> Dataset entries
________________________________________

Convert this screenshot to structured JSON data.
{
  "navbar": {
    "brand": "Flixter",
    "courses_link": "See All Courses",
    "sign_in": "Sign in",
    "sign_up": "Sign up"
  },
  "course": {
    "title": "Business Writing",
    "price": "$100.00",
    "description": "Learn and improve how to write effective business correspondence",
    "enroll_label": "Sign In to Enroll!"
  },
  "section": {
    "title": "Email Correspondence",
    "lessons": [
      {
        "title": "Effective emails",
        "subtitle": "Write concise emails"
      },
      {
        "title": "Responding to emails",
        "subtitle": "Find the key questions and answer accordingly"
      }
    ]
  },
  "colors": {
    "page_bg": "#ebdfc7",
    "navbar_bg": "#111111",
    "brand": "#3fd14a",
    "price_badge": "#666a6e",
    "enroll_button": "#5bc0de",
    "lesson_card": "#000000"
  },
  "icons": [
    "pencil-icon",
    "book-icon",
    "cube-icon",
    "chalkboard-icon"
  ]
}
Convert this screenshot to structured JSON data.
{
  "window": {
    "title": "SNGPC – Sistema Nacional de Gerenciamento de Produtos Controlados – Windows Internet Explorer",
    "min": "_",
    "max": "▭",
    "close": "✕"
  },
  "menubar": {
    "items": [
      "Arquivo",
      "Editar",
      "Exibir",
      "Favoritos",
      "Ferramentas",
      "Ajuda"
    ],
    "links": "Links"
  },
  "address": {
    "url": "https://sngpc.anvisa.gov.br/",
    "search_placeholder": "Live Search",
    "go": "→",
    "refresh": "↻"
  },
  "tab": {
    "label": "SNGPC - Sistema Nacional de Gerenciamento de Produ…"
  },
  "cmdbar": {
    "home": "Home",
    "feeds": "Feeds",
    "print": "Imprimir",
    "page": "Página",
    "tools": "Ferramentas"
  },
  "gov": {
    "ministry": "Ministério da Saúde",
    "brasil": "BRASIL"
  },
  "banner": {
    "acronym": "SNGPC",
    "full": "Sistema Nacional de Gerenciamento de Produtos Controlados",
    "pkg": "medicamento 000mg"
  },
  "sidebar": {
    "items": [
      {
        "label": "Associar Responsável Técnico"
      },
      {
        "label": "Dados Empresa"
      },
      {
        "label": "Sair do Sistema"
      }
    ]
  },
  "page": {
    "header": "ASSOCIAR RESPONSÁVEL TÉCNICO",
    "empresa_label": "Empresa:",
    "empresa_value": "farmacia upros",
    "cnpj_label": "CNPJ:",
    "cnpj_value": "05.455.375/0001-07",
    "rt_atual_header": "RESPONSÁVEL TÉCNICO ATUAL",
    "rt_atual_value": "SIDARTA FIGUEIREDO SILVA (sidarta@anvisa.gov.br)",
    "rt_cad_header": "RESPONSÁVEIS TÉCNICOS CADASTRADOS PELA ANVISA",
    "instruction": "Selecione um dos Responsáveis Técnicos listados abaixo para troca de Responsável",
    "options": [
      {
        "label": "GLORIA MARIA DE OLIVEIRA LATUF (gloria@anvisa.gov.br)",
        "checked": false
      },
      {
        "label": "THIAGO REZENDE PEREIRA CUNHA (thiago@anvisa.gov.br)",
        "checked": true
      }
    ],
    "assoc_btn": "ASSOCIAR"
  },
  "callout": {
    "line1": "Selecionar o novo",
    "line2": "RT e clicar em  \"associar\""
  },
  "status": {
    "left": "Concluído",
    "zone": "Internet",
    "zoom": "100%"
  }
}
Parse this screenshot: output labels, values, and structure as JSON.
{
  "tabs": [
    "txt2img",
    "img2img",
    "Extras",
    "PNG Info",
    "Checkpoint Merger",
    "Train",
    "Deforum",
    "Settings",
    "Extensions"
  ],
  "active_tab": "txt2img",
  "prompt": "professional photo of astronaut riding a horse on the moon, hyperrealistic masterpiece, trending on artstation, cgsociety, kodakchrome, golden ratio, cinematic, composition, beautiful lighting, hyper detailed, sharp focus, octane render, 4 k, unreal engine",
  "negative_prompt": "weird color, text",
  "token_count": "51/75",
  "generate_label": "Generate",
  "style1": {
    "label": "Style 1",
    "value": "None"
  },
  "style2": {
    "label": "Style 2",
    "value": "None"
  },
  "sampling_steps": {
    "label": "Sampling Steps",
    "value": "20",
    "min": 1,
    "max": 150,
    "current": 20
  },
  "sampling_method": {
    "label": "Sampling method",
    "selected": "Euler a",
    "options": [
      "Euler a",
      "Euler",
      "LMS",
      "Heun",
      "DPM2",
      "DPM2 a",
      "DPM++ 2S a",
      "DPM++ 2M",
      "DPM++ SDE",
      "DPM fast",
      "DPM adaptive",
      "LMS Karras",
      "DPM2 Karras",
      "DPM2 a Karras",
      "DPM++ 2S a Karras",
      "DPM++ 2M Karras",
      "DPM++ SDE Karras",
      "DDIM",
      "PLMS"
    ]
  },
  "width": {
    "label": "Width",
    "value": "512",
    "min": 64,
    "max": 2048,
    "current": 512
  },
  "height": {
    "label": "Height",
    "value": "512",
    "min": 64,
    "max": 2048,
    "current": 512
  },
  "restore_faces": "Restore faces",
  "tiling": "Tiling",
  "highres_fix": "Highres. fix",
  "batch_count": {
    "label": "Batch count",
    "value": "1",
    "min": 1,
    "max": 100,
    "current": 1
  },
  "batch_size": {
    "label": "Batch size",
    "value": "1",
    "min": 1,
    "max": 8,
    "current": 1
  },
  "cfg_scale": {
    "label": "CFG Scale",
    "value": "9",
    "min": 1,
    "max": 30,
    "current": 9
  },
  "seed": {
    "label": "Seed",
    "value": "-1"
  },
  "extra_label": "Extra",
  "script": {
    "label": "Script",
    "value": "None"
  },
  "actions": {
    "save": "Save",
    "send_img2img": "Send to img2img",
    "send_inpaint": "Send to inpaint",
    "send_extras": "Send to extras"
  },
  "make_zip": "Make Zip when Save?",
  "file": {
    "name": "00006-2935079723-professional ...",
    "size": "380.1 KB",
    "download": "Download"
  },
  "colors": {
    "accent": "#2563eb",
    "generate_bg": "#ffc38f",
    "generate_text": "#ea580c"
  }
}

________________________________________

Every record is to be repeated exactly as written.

> Solution to the exercise
Convert this screenshot to structured JSON data.
{
  "navbar": {
    "brand": "Flixter",
    "courses_link": "See All Courses",
    "sign_in": "Sign in",
    "sign_up": "Sign up"
  },
  "course": {
    "title": "Business Writing",
    "price": "$100.00",
    "description": "Learn and improve how to write effective business correspondence",
    "enroll_label": "Sign In to Enroll!"
  },
  "section": {
    "title": "Email Correspondence",
    "lessons": [
      {
        "title": "Effective emails",
        "subtitle": "Write concise emails"
      },
      {
        "title": "Responding to emails",
        "subtitle": "Find the key questions and answer accordingly"
      }
    ]
  },
  "colors": {
    "page_bg": "#ebdfc7",
    "navbar_bg": "#111111",
    "brand": "#3fd14a",
    "price_badge": "#666a6e",
    "enroll_button": "#5bc0de",
    "lesson_card": "#000000"
  },
  "icons": [
    "pencil-icon",
    "book-icon",
    "cube-icon",
    "chalkboard-icon"
  ]
}
Convert this screenshot to structured JSON data.
{
  "window": {
    "title": "SNGPC – Sistema Nacional de Gerenciamento de Produtos Controlados – Windows Internet Explorer",
    "min": "_",
    "max": "▭",
    "close": "✕"
  },
  "menubar": {
    "items": [
      "Arquivo",
      "Editar",
      "Exibir",
      "Favoritos",
      "Ferramentas",
      "Ajuda"
    ],
    "links": "Links"
  },
  "address": {
    "url": "https://sngpc.anvisa.gov.br/",
    "search_placeholder": "Live Search",
    "go": "→",
    "refresh": "↻"
  },
  "tab": {
    "label": "SNGPC - Sistema Nacional de Gerenciamento de Produ…"
  },
  "cmdbar": {
    "home": "Home",
    "feeds": "Feeds",
    "print": "Imprimir",
    "page": "Página",
    "tools": "Ferramentas"
  },
  "gov": {
    "ministry": "Ministério da Saúde",
    "brasil": "BRASIL"
  },
  "banner": {
    "acronym": "SNGPC",
    "full": "Sistema Nacional de Gerenciamento de Produtos Controlados",
    "pkg": "medicamento 000mg"
  },
  "sidebar": {
    "items": [
      {
        "label": "Associar Responsável Técnico"
      },
      {
        "label": "Dados Empresa"
      },
      {
        "label": "Sair do Sistema"
      }
    ]
  },
  "page": {
    "header": "ASSOCIAR RESPONSÁVEL TÉCNICO",
    "empresa_label": "Empresa:",
    "empresa_value": "farmacia upros",
    "cnpj_label": "CNPJ:",
    "cnpj_value": "05.455.375/0001-07",
    "rt_atual_header": "RESPONSÁVEL TÉCNICO ATUAL",
    "rt_atual_value": "SIDARTA FIGUEIREDO SILVA (sidarta@anvisa.gov.br)",
    "rt_cad_header": "RESPONSÁVEIS TÉCNICOS CADASTRADOS PELA ANVISA",
    "instruction": "Selecione um dos Responsáveis Técnicos listados abaixo para troca de Responsável",
    "options": [
      {
        "label": "GLORIA MARIA DE OLIVEIRA LATUF (gloria@anvisa.gov.br)",
        "checked": false
      },
      {
        "label": "THIAGO REZENDE PEREIRA CUNHA (thiago@anvisa.gov.br)",
        "checked": true
      }
    ],
    "assoc_btn": "ASSOCIAR"
  },
  "callout": {
    "line1": "Selecionar o novo",
    "line2": "RT e clicar em  \"associar\""
  },
  "status": {
    "left": "Concluído",
    "zone": "Internet",
    "zoom": "100%"
  }
}
Parse this screenshot: output labels, values, and structure as JSON.
{
  "tabs": [
    "txt2img",
    "img2img",
    "Extras",
    "PNG Info",
    "Checkpoint Merger",
    "Train",
    "Deforum",
    "Settings",
    "Extensions"
  ],
  "active_tab": "txt2img",
  "prompt": "professional photo of astronaut riding a horse on the moon, hyperrealistic masterpiece, trending on artstation, cgsociety, kodakchrome, golden ratio, cinematic, composition, beautiful lighting, hyper detailed, sharp focus, octane render, 4 k, unreal engine",
  "negative_prompt": "weird color, text",
  "token_count": "51/75",
  "generate_label": "Generate",
  "style1": {
    "label": "Style 1",
    "value": "None"
  },
  "style2": {
    "label": "Style 2",
    "value": "None"
  },
  "sampling_steps": {
    "label": "Sampling Steps",
    "value": "20",
    "min": 1,
    "max": 150,
    "current": 20
  },
  "sampling_method": {
    "label": "Sampling method",
    "selected": "Euler a",
    "options": [
      "Euler a",
      "Euler",
      "LMS",
      "Heun",
      "DPM2",
      "DPM2 a",
      "DPM++ 2S a",
      "DPM++ 2M",
      "DPM++ SDE",
      "DPM fast",
      "DPM adaptive",
      "LMS Karras",
      "DPM2 Karras",
      "DPM2 a Karras",
      "DPM++ 2S a Karras",
      "DPM++ 2M Karras",
      "DPM++ SDE Karras",
      "DDIM",
      "PLMS"
    ]
  },
  "width": {
    "label": "Width",
    "value": "512",
    "min": 64,
    "max": 2048,
    "current": 512
  },
  "height": {
    "label": "Height",
    "value": "512",
    "min": 64,
    "max": 2048,
    "current": 512
  },
  "restore_faces": "Restore faces",
  "tiling": "Tiling",
  "highres_fix": "Highres. fix",
  "batch_count": {
    "label": "Batch count",
    "value": "1",
    "min": 1,
    "max": 100,
    "current": 1
  },
  "batch_size": {
    "label": "Batch size",
    "value": "1",
    "min": 1,
    "max": 8,
    "current": 1
  },
  "cfg_scale": {
    "label": "CFG Scale",
    "value": "9",
    "min": 1,
    "max": 30,
    "current": 9
  },
  "seed": {
    "label": "Seed",
    "value": "-1"
  },
  "extra_label": "Extra",
  "script": {
    "label": "Script",
    "value": "None"
  },
  "actions": {
    "save": "Save",
    "send_img2img": "Send to img2img",
    "send_inpaint": "Send to inpaint",
    "send_extras": "Send to extras"
  },
  "make_zip": "Make Zip when Save?",
  "file": {
    "name": "00006-2935079723-professional ...",
    "size": "380.1 KB",
    "download": "Download"
  },
  "colors": {
    "accent": "#2563eb",
    "generate_bg": "#ffc38f",
    "generate_text": "#ea580c"
  }
}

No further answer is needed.